I learnt about the futility of self blame. Someone in the audience tearfully talked about losing her child at 40 weeks, and wishing she had read enough so she could have prevented it. Oh my goodness, my heart broke for this woman. I was happy when the wonderful Yewande Zaccheaus assured her there was nothing she could have done to prevent what happened, and that it was absolutely not her fault.
Another lesson I took away from the summit was that of compassion. I’m sorry to say, but some of us don’t know the meaning of the word. When my friend Amanda* had her miscarriage, I was sickened by the things that filtered to her ears. She heard office whispers about how she caused her miscarriage by working too hard. How she thought it was her father that owned the company, considering the number of hours she typically commits. How she had been foolish to fly to Abuja several times for meetings. How, how, how!!! How on earth can all these ‘hows’ change what has happened or offer compassion to someone already heartbroken? One of the speakers talked about how she was blamed for her miscarriages, and even her still-born, because of her active social media life. “Why won’t she lose her baby when she is always posting pictures on Instagram?!”.Really? These kind of comments are borne solely from spite, malice, and maybe even envy. Please, if you have nothing positive to say, it is much better to say nothing at all.
But what gladdened my heart was the message that there is always light at the end of tunnel. All the speakers there are now mothers to gorgeous kids today, and the one that got me the most misty eyed was the testimony of Reverend Laurie Idahosa. After suffering years of infertility and finally conceiving a son through IVF, he had died hours after his birth. I cried as she talked about asking to be able to take her dead son home. She said they’d had a 200-person baby shower, and had a nursery full of wonderful things for their baby…a baby who unfortunately would never be able to enjoy any of these nice things. At the very least, she wanted to be able to bring him home. She talked about cradling him in his nursery, and as she cried, she was able to release herself to the will of God. A year to the day her son was buried, she gave birth to another son. Three years later, another son followed, and two years after, yet another. All of them conceived naturally. Isn’t God just wonderful?

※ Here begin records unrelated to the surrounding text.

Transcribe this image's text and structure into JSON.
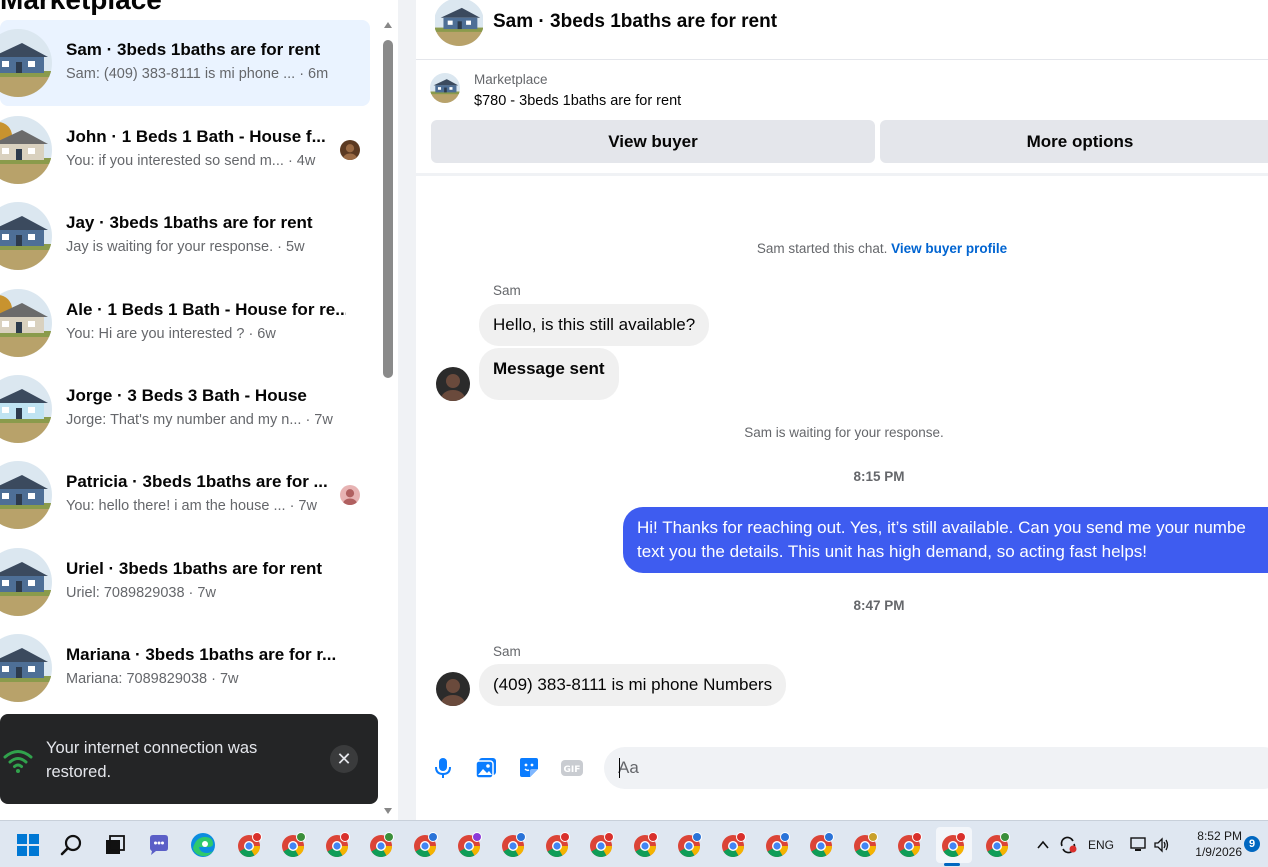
{
  "left_panel": {
    "title": "Marketplace",
    "conversations": [
      {
        "title": "Sam · 3beds 1baths are for rent",
        "preview": "Sam: (409) 383-8111 is mi phone ...",
        "time": "· 6m",
        "active": true,
        "has_avatar": false
      },
      {
        "title": "John · 1 Beds 1 Bath - House f...",
        "preview": "You: if you interested so send m...",
        "time": "· 4w",
        "active": false,
        "has_avatar": true
      },
      {
        "title": "Jay · 3beds 1baths are for rent",
        "preview": "Jay is waiting for your response.",
        "time": "· 5w",
        "active": false,
        "has_avatar": false
      },
      {
        "title": "Ale · 1 Beds 1 Bath - House for re...",
        "preview": "You: Hi are you interested ?",
        "time": "· 6w",
        "active": false,
        "has_avatar": false
      },
      {
        "title": "Jorge · 3 Beds 3 Bath - House",
        "preview": "Jorge: That's my number and my n...",
        "time": "· 7w",
        "active": false,
        "has_avatar": false
      },
      {
        "title": "Patricia · 3beds 1baths are for ...",
        "preview": "You: hello there! i am the house ...",
        "time": "· 7w",
        "active": false,
        "has_avatar": true
      },
      {
        "title": "Uriel · 3beds 1baths are for rent",
        "preview": "Uriel: 7089829038",
        "time": "· 7w",
        "active": false,
        "has_avatar": false
      },
      {
        "title": "Mariana · 3beds 1baths are for r...",
        "preview": "Mariana: 7089829038",
        "time": "· 7w",
        "active": false,
        "has_avatar": false
      }
    ],
    "toast": {
      "message": "Your internet connection was restored.",
      "close_icon": "close-icon"
    }
  },
  "chat": {
    "header_title": "Sam · 3beds 1baths are for rent",
    "listing": {
      "label": "Marketplace",
      "title": "$780 - 3beds 1baths are for rent",
      "view_buyer_label": "View buyer",
      "more_options_label": "More options"
    },
    "started_text": "Sam started this chat.",
    "view_profile_link": "View buyer profile",
    "sender_1": "Sam",
    "msg_1": "Hello, is this still available?",
    "msg_2": "Message sent",
    "waiting_text": "Sam is waiting for your response.",
    "time_1": "8:15 PM",
    "outgoing_line_1": "Hi! Thanks for reaching out. Yes, it’s still available. Can you send me your numbe",
    "outgoing_line_2": "text you the details. This unit has high demand, so acting fast helps!",
    "time_2": "8:47 PM",
    "sender_2": "Sam",
    "msg_3": "(409) 383-8111 is mi phone Numbers",
    "composer_placeholder": "Aa",
    "accent_color": "#3e5cf0",
    "link_color": "#0064d1"
  },
  "taskbar": {
    "language": "ENG",
    "time": "8:52 PM",
    "date": "1/9/2026",
    "notification_count": "9",
    "icons": [
      "start-icon",
      "search-icon",
      "task-view-icon",
      "chat-icon",
      "edge-icon",
      "chrome-icon"
    ]
  }
}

To all the women who have walked, or are still walking this road, my heart goes out to you. It is impossible for anyone to be able to fully understand how you are feeling. Even women who have also suffered loss will not understand the peculiar pains and turmoil of the next woman. Grieve however you feel you need to. There is no textbook method to this. Find what works for you, and do it. If the people around you are struggling with what to say to you, or don’t know how to relate with you in your pain, please understand that, most times, they mean no harm and even though they might not be saying the ‘right’ things, they love you very much and want to be there for you. And please don’t blame yourself, your husband, your doctor, your hospital, etc. Dwelling on what coulda, shoulda, woulda been won’t heal your loss. What’s important is for you not to miss the learning points, and if it means changing a few things next time, at least you know now. And remember that though it might seem darkest now, there is always…always…light at the end of the tunnel.
Baby dust to all!